Politicians heading to Canberra from Western Australia and the Northern Territory can no longer charge taxpayers for overnight stopovers unless they prove no connecting flight is available.
Previously, taxpayers would cover a hotel stay for those travelling across the country if they were "required to break a journey".
But changes to travel rules, which came into effect this week, mean MPs can only claim if they certify the break was "caused by there being no same-day connecting flight reasonably available".
Liberal MP Don Randall came under fire for having claimed more than $5000 in 2012 for a trip to Melbourne, where he and his wife attended a West Coast Eagles AFL game.
The WA politician said the reason for the trip was "sittings of parliament".
He later said it was within entitlements because West Australian politicians were allowed to break up their trips to and from Canberra.
The independent remuneration tribunal made the new determination on Monday and it came into effect from Wednesday.
The rules also have been tightened for family members travelling with politicians.
They'll now only get taxpayer funding for their travel if they spend less than a day at the location without the MP.
Anyone arriving more than 24 hours before the politician or leaving more than 24 hours after them won't get a travel allowance.

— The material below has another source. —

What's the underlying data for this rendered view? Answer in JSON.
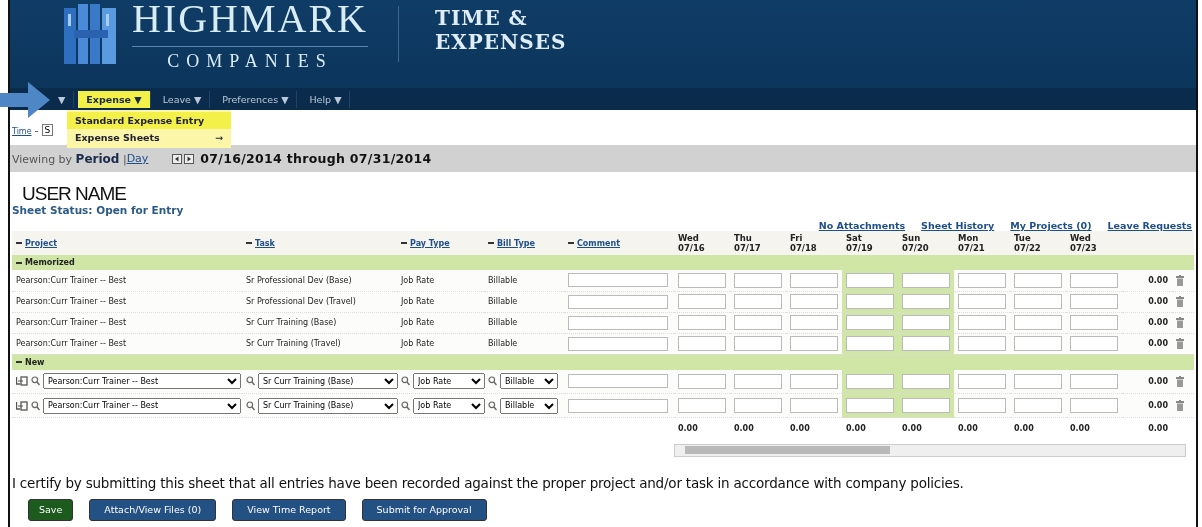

Politicians representing the largest electorates will get an extra $32,000 a year to spend on charter transport under the changes.